* [Directions]: Nothing but an exact copy of the data should be given.

* [Material for the task]:

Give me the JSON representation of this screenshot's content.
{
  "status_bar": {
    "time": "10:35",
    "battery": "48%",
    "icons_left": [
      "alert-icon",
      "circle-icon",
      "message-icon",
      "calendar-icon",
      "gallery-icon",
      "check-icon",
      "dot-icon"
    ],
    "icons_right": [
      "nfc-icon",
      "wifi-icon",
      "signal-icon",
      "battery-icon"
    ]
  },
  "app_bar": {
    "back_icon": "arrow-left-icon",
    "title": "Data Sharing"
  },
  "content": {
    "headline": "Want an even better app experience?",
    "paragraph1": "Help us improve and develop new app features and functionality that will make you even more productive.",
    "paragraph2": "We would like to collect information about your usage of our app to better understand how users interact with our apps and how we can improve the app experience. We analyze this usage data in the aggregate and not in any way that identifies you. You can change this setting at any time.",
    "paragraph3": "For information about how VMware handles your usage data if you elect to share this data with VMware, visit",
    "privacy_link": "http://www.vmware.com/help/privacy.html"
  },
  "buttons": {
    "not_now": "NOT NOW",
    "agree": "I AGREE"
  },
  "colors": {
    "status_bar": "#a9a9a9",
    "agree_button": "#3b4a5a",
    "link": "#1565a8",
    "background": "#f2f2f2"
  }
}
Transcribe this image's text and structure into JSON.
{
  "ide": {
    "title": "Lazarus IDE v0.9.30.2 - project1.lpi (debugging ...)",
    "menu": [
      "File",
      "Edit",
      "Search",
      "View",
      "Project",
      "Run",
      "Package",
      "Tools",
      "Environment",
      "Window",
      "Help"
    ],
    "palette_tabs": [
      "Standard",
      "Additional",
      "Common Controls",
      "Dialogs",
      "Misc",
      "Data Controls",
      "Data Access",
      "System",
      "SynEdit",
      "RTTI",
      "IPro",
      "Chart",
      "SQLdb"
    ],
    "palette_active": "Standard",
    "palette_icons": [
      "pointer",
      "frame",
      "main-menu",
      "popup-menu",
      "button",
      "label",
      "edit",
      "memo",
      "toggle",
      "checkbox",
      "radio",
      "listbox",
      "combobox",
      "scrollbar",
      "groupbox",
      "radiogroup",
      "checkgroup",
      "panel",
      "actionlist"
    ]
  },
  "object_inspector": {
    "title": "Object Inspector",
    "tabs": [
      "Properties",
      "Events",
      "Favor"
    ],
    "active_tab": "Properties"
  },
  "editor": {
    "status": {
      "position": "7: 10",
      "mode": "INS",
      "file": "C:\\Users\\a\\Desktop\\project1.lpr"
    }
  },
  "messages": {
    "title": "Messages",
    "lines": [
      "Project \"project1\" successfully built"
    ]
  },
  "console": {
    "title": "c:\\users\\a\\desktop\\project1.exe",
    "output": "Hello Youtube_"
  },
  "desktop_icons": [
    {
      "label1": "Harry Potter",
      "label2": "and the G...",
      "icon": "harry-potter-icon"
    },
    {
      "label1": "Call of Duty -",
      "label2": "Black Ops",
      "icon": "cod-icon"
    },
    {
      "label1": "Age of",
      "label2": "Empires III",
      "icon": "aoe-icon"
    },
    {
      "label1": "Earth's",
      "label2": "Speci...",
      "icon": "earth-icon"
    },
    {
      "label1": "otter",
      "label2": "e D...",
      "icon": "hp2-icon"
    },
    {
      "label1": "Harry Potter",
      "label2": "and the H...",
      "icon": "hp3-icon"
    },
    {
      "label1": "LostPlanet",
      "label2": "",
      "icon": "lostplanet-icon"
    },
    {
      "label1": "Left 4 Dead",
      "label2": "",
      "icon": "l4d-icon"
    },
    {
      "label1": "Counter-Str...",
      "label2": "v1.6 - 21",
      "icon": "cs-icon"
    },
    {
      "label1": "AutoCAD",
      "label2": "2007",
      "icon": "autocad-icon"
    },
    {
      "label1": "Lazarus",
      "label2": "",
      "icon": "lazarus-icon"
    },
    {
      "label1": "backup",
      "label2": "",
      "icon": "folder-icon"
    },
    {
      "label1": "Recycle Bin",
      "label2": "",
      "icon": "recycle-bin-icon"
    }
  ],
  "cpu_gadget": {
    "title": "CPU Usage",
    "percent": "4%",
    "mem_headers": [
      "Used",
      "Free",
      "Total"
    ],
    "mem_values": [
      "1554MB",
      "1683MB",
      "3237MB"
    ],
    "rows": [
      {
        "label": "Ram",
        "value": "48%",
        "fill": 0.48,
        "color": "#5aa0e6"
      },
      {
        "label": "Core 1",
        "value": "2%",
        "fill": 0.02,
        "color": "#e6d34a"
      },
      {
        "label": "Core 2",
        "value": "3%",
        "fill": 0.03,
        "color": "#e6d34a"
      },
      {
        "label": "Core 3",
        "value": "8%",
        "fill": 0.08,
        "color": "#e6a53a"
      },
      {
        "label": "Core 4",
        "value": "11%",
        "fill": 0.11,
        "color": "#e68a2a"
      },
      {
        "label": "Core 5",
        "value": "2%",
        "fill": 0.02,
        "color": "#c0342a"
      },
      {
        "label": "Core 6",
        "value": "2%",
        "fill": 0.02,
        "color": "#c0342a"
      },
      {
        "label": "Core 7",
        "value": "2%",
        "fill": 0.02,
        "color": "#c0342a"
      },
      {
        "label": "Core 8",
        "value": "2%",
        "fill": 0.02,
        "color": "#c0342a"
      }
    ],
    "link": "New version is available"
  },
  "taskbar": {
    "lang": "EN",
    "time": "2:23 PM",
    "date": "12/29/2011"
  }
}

* [Exercise output]:
Give me the JSON representation of this screenshot's content.
{
  "status_bar": {
    "time": "10:35",
    "battery": "48%",
    "icons_left": [
      "alert-icon",
      "circle-icon",
      "message-icon",
      "calendar-icon",
      "gallery-icon",
      "check-icon",
      "dot-icon"
    ],
    "icons_right": [
      "nfc-icon",
      "wifi-icon",
      "signal-icon",
      "battery-icon"
    ]
  },
  "app_bar": {
    "back_icon": "arrow-left-icon",
    "title": "Data Sharing"
  },
  "content": {
    "headline": "Want an even better app experience?",
    "paragraph1": "Help us improve and develop new app features and functionality that will make you even more productive.",
    "paragraph2": "We would like to collect information about your usage of our app to better understand how users interact with our apps and how we can improve the app experience. We analyze this usage data in the aggregate and not in any way that identifies you. You can change this setting at any time.",
    "paragraph3": "For information about how VMware handles your usage data if you elect to share this data with VMware, visit",
    "privacy_link": "http://www.vmware.com/help/privacy.html"
  },
  "buttons": {
    "not_now": "NOT NOW",
    "agree": "I AGREE"
  },
  "colors": {
    "status_bar": "#a9a9a9",
    "agree_button": "#3b4a5a",
    "link": "#1565a8",
    "background": "#f2f2f2"
  }
}
Transcribe this image's text and structure into JSON.
{
  "ide": {
    "title": "Lazarus IDE v0.9.30.2 - project1.lpi (debugging ...)",
    "menu": [
      "File",
      "Edit",
      "Search",
      "View",
      "Project",
      "Run",
      "Package",
      "Tools",
      "Environment",
      "Window",
      "Help"
    ],
    "palette_tabs": [
      "Standard",
      "Additional",
      "Common Controls",
      "Dialogs",
      "Misc",
      "Data Controls",
      "Data Access",
      "System",
      "SynEdit",
      "RTTI",
      "IPro",
      "Chart",
      "SQLdb"
    ],
    "palette_active": "Standard",
    "palette_icons": [
      "pointer",
      "frame",
      "main-menu",
      "popup-menu",
      "button",
      "label",
      "edit",
      "memo",
      "toggle",
      "checkbox",
      "radio",
      "listbox",
      "combobox",
      "scrollbar",
      "groupbox",
      "radiogroup",
      "checkgroup",
      "panel",
      "actionlist"
    ]
  },
  "object_inspector": {
    "title": "Object Inspector",
    "tabs": [
      "Properties",
      "Events",
      "Favor"
    ],
    "active_tab": "Properties"
  },
  "editor": {
    "status": {
      "position": "7: 10",
      "mode": "INS",
      "file": "C:\\Users\\a\\Desktop\\project1.lpr"
    }
  },
  "messages": {
    "title": "Messages",
    "lines": [
      "Project \"project1\" successfully built"
    ]
  },
  "console": {
    "title": "c:\\users\\a\\desktop\\project1.exe",
    "output": "Hello Youtube_"
  },
  "desktop_icons": [
    {
      "label1": "Harry Potter",
      "label2": "and the G...",
      "icon": "harry-potter-icon"
    },
    {
      "label1": "Call of Duty -",
      "label2": "Black Ops",
      "icon": "cod-icon"
    },
    {
      "label1": "Age of",
      "label2": "Empires III",
      "icon": "aoe-icon"
    },
    {
      "label1": "Earth's",
      "label2": "Speci...",
      "icon": "earth-icon"
    },
    {
      "label1": "otter",
      "label2": "e D...",
      "icon": "hp2-icon"
    },
    {
      "label1": "Harry Potter",
      "label2": "and the H...",
      "icon": "hp3-icon"
    },
    {
      "label1": "LostPlanet",
      "label2": "",
      "icon": "lostplanet-icon"
    },
    {
      "label1": "Left 4 Dead",
      "label2": "",
      "icon": "l4d-icon"
    },
    {
      "label1": "Counter-Str...",
      "label2": "v1.6 - 21",
      "icon": "cs-icon"
    },
    {
      "label1": "AutoCAD",
      "label2": "2007",
      "icon": "autocad-icon"
    },
    {
      "label1": "Lazarus",
      "label2": "",
      "icon": "lazarus-icon"
    },
    {
      "label1": "backup",
      "label2": "",
      "icon": "folder-icon"
    },
    {
      "label1": "Recycle Bin",
      "label2": "",
      "icon": "recycle-bin-icon"
    }
  ],
  "cpu_gadget": {
    "title": "CPU Usage",
    "percent": "4%",
    "mem_headers": [
      "Used",
      "Free",
      "Total"
    ],
    "mem_values": [
      "1554MB",
      "1683MB",
      "3237MB"
    ],
    "rows": [
      {
        "label": "Ram",
        "value": "48%",
        "fill": 0.48,
        "color": "#5aa0e6"
      },
      {
        "label": "Core 1",
        "value": "2%",
        "fill": 0.02,
        "color": "#e6d34a"
      },
      {
        "label": "Core 2",
        "value": "3%",
        "fill": 0.03,
        "color": "#e6d34a"
      },
      {
        "label": "Core 3",
        "value": "8%",
        "fill": 0.08,
        "color": "#e6a53a"
      },
      {
        "label": "Core 4",
        "value": "11%",
        "fill": 0.11,
        "color": "#e68a2a"
      },
      {
        "label": "Core 5",
        "value": "2%",
        "fill": 0.02,
        "color": "#c0342a"
      },
      {
        "label": "Core 6",
        "value": "2%",
        "fill": 0.02,
        "color": "#c0342a"
      },
      {
        "label": "Core 7",
        "value": "2%",
        "fill": 0.02,
        "color": "#c0342a"
      },
      {
        "label": "Core 8",
        "value": "2%",
        "fill": 0.02,
        "color": "#c0342a"
      }
    ],
    "link": "New version is available"
  },
  "taskbar": {
    "lang": "EN",
    "time": "2:23 PM",
    "date": "12/29/2011"
  }
}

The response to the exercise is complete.